Read Matthew 11
You don’t have to be a biblical scholar to understand that you do not want to be on the receiving end of a sentence that begins: Woe unto you…
There’s a big dose of woe unto you coming for the Scribes and Pharisees in chapter 23, but the words of the present chapter are directed at the weary and worn out people who should have repented. They were for the sheep without a shepherd.
The Hebrew people knew their history, especially places such as Sodom and Gomorrah. Those people got what they had coming to them, but Jesus compared the cities of the region that had seen his miracles and not repented to these infamous cities. In fact, he said that if the miracles that he had done in Galilee had been done in Sodom, the people of Sodom would have repented.

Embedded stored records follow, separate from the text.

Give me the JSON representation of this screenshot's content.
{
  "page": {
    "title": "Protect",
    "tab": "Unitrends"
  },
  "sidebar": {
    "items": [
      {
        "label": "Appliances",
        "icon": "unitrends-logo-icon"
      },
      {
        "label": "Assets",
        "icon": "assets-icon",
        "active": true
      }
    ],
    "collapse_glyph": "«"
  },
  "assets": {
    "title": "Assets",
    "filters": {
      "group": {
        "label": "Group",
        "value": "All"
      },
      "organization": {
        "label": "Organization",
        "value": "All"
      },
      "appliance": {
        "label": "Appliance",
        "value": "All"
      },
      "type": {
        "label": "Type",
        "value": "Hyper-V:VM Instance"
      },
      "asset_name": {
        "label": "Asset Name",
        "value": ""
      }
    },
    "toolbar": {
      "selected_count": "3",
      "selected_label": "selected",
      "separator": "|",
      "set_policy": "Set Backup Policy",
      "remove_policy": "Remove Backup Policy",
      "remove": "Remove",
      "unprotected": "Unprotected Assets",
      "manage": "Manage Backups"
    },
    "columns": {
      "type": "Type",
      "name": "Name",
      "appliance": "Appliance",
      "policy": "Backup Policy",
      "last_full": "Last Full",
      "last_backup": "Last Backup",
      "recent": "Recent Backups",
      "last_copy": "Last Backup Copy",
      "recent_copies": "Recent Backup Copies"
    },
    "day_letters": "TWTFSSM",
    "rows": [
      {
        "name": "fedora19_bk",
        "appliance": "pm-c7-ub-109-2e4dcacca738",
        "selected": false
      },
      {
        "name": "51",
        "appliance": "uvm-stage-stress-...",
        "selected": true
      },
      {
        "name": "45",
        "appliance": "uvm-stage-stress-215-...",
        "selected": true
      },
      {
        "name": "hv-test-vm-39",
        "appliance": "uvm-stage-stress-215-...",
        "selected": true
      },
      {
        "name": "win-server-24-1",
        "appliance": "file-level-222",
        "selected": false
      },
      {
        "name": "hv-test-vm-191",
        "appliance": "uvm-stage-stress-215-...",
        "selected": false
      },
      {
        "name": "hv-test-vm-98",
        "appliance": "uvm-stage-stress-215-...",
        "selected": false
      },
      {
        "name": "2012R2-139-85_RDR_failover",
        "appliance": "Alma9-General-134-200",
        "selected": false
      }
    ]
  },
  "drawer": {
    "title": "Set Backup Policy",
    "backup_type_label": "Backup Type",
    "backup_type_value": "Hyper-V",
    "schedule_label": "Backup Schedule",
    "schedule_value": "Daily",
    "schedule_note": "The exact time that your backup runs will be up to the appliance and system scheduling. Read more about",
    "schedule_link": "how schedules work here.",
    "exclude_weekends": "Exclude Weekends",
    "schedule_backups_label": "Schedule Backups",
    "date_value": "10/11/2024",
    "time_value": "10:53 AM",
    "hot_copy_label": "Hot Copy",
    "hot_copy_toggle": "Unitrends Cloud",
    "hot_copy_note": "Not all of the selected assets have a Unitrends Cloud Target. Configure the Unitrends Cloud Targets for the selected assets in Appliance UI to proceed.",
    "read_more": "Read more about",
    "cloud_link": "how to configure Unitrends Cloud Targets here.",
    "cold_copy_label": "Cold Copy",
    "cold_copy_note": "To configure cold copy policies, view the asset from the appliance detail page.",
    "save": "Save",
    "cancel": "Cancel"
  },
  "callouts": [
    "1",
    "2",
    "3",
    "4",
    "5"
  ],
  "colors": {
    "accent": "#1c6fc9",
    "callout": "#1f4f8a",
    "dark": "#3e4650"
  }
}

Sodom would still be standing. Lot’s wife might have become a pillar of a godly community instead of a pillar of salt.
Many received Jesus as the Son of God. They understood him to be the Messiah. They knew he was the greatest man that God had ever sent.

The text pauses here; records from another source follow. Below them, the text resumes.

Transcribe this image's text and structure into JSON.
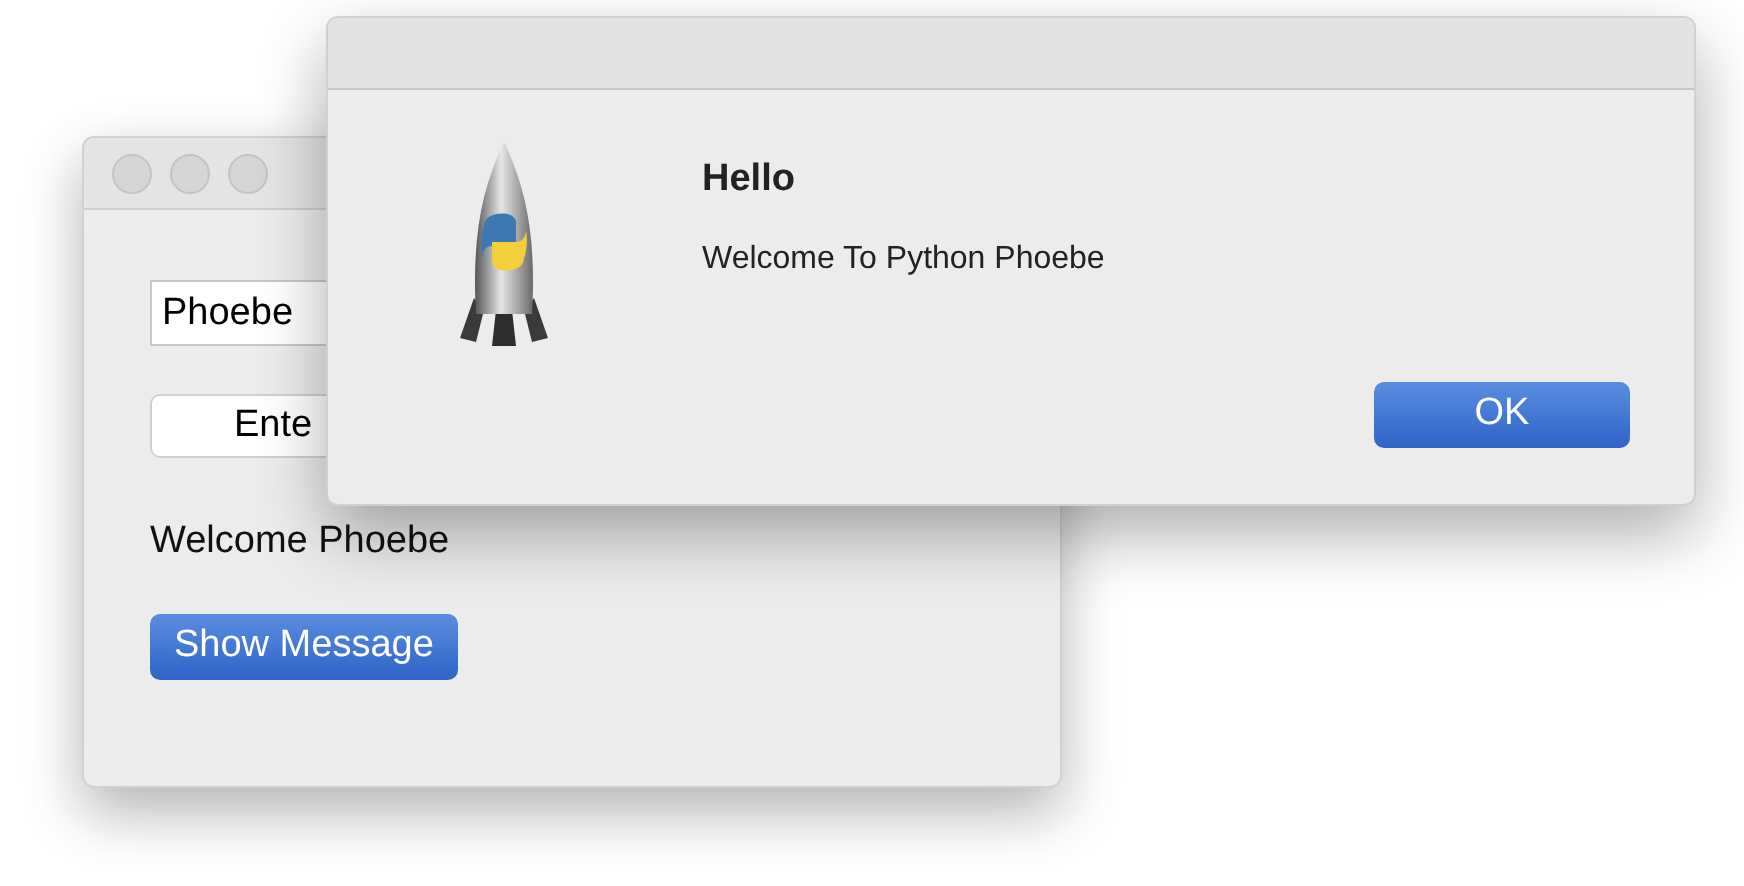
{
  "main_window": {
    "name_field": {
      "value": "Phoebe"
    },
    "enter_button": {
      "label": "Ente"
    },
    "greeting": "Welcome Phoebe",
    "show_button": {
      "label": "Show Message"
    }
  },
  "dialog": {
    "title": "Hello",
    "message": "Welcome To Python Phoebe",
    "button": {
      "label": "OK"
    }
  }
}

Many would not see and would not repent. Jesus noted that the evidence would have been convincing enough for evil Sodom, so it should have been more than enough for you who profess to be godly people.

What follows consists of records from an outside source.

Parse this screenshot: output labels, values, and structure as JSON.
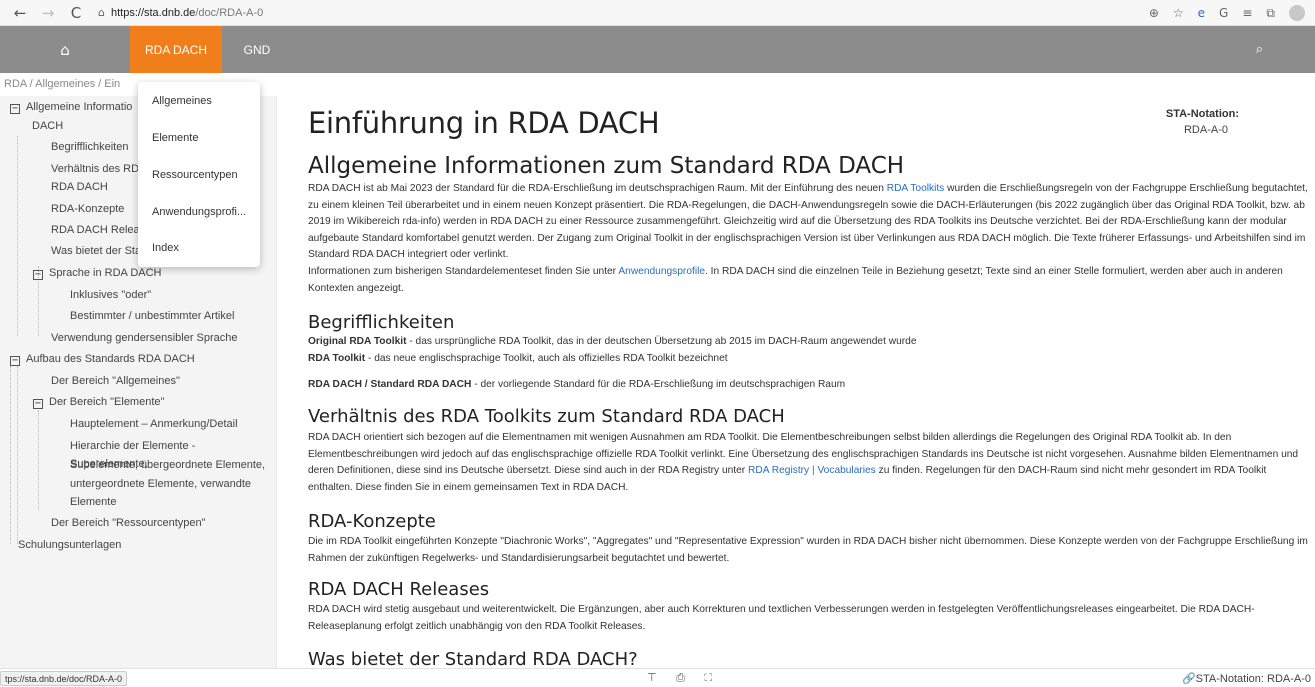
{
  "browser": {
    "back_icon": "←",
    "forward_icon": "→",
    "reload_icon": "C",
    "lock_icon": "🔒",
    "url_host": "https://sta.dnb.de",
    "url_path": "/doc/RDA-A-0",
    "zoom_icon": "⊕",
    "favorites_icon": "☆",
    "extension_icon": "e",
    "extension2_icon": "G",
    "collections_icon": "≡",
    "tabs_icon": "⧉"
  },
  "topnav": {
    "home_icon": "⌂",
    "tab_rda": "RDA DACH",
    "tab_gnd": "GND",
    "search_icon": "🔍",
    "accent": "#f07e1b",
    "bg": "#8c8c8c"
  },
  "breadcrumb": "RDA / Allgemeines / Ein",
  "dropdown": {
    "items": [
      "Allgemeines",
      "Elemente",
      "Ressourcentypen",
      "Anwendungsprofi...",
      "Index"
    ]
  },
  "sidebar": {
    "items": [
      {
        "label": "Allgemeine Informatio"
      },
      {
        "label": "DACH"
      },
      {
        "label": "Begrifflichkeiten"
      },
      {
        "label": "Verhältnis des RD/"
      },
      {
        "label": "RDA DACH"
      },
      {
        "label": "RDA-Konzepte"
      },
      {
        "label": "RDA DACH Releas"
      },
      {
        "label": "Was bietet der Sta"
      },
      {
        "label": "Sprache in RDA DACH"
      },
      {
        "label": "Inklusives \"oder\""
      },
      {
        "label": "Bestimmter / unbestimmter Artikel"
      },
      {
        "label": "Verwendung gendersensibler Sprache"
      },
      {
        "label": "Aufbau des Standards RDA DACH"
      },
      {
        "label": "Der Bereich \"Allgemeines\""
      },
      {
        "label": "Der Bereich \"Elemente\""
      },
      {
        "label": "Hauptelement – Anmerkung/Detail"
      },
      {
        "label": "Hierarchie der Elemente - Superelemente,"
      },
      {
        "label": "Subelemente, übergeordnete Elemente,"
      },
      {
        "label": "untergeordnete Elemente, verwandte"
      },
      {
        "label": "Elemente"
      },
      {
        "label": "Der Bereich \"Ressourcentypen\""
      },
      {
        "label": "Schulungsunterlagen"
      }
    ],
    "toggle_symbol": "−"
  },
  "main": {
    "title": "Einführung in RDA DACH",
    "sta_label": "STA-Notation:",
    "sta_value": "RDA-A-0",
    "s1": {
      "heading": "Allgemeine Informationen zum Standard RDA DACH",
      "p1_a": "RDA DACH ist ab Mai 2023 der Standard für die RDA-Erschließung im deutschsprachigen Raum. Mit der Einführung des neuen ",
      "p1_link": "RDA Toolkits",
      "p1_b": " wurden die Erschließungsregeln von der Fachgruppe Erschließung begutachtet, zu einem kleinen Teil überarbeitet und in einem neuen Konzept präsentiert. Die RDA-Regelungen, die DACH-Anwendungsregeln sowie die DACH-Erläuterungen (bis 2022 zugänglich über das Original RDA Toolkit, bzw. ab 2019 im Wikibereich rda-info) werden in RDA DACH zu einer Ressource zusammengeführt. Gleichzeitig wird auf die Übersetzung des RDA Toolkits ins Deutsche verzichtet. Bei der RDA-Erschließung kann der modular aufgebaute Standard komfortabel genutzt werden. Der Zugang zum Original Toolkit in der englischsprachigen Version ist über Verlinkungen aus RDA DACH möglich. Die Texte früherer Erfassungs- und Arbeitshilfen sind im Standard RDA DACH integriert oder verlinkt.",
      "p2_a": "Informationen zum bisherigen Standardelementeset finden Sie unter ",
      "p2_link": "Anwendungsprofile",
      "p2_b": ". In RDA DACH sind die einzelnen Teile in Beziehung gesetzt; Texte sind an einer Stelle formuliert, werden aber auch in anderen Kontexten angezeigt."
    },
    "s2": {
      "heading": "Begrifflichkeiten",
      "t1_bold": "Original RDA Toolkit",
      "t1_rest": " - das ursprüngliche RDA Toolkit, das in der deutschen Übersetzung ab 2015 im DACH-Raum angewendet wurde",
      "t2_bold": "RDA Toolkit",
      "t2_rest": " - das neue englischsprachige Toolkit, auch als offizielles RDA Toolkit bezeichnet",
      "t3_bold": "RDA DACH / Standard RDA DACH",
      "t3_rest": " - der vorliegende Standard für die RDA-Erschließung im deutschsprachigen Raum"
    },
    "s3": {
      "heading": "Verhältnis des RDA Toolkits zum Standard RDA DACH",
      "p_a": "RDA DACH orientiert sich bezogen auf die Elementnamen mit wenigen Ausnahmen am RDA Toolkit. Die Elementbeschreibungen selbst bilden allerdings die Regelungen des Original RDA Toolkit ab. In den Elementbeschreibungen wird jedoch auf das englischsprachige offizielle RDA Toolkit verlinkt. Eine Übersetzung des englischsprachigen Standards ins Deutsche ist nicht vorgesehen. Ausnahme bilden Elementnamen und deren Definitionen, diese sind ins Deutsche übersetzt. Diese sind auch in der RDA Registry unter ",
      "p_link": "RDA Registry | Vocabularies",
      "p_b": " zu finden. Regelungen für den DACH-Raum sind nicht mehr gesondert im RDA Toolkit enthalten. Diese finden Sie in einem gemeinsamen Text in RDA DACH."
    },
    "s4": {
      "heading": "RDA-Konzepte",
      "p": "Die im RDA Toolkit eingeführten Konzepte \"Diachronic Works\", \"Aggregates\" und \"Representative Expression\" wurden in RDA DACH bisher nicht übernommen. Diese Konzepte werden von der Fachgruppe Erschließung im Rahmen der zukünftigen Regelwerks- und Standardisierungsarbeit begutachtet und bewertet."
    },
    "s5": {
      "heading": "RDA DACH Releases",
      "p": "RDA DACH wird stetig ausgebaut und weiterentwickelt. Die Ergänzungen, aber auch Korrekturen und textlichen Verbesserungen werden in festgelegten Veröffentlichungsreleases eingearbeitet. Die RDA DACH-Releaseplanung erfolgt zeitlich unabhängig von den RDA Toolkit Releases."
    },
    "s6": {
      "heading": "Was bietet der Standard RDA DACH?"
    }
  },
  "statusbar": {
    "url_hint": "tps://sta.dnb.de/doc/RDA-A-0",
    "tools": "⊤ ⎙ ⛶",
    "notation": "STA-Notation: RDA-A-0",
    "link_icon": "🔗"
  }
}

God did not send his Son into the world to condemn the world but to save the world through him, but some loved the world and its ways too much.
I’ll wrap up this short section where I began. You don’t have to be a biblical scholar to understand that you do not want to be on the receiving end of a sentence that begins: Woe unto you…
Be thankful that we have not seen, yet we have believed.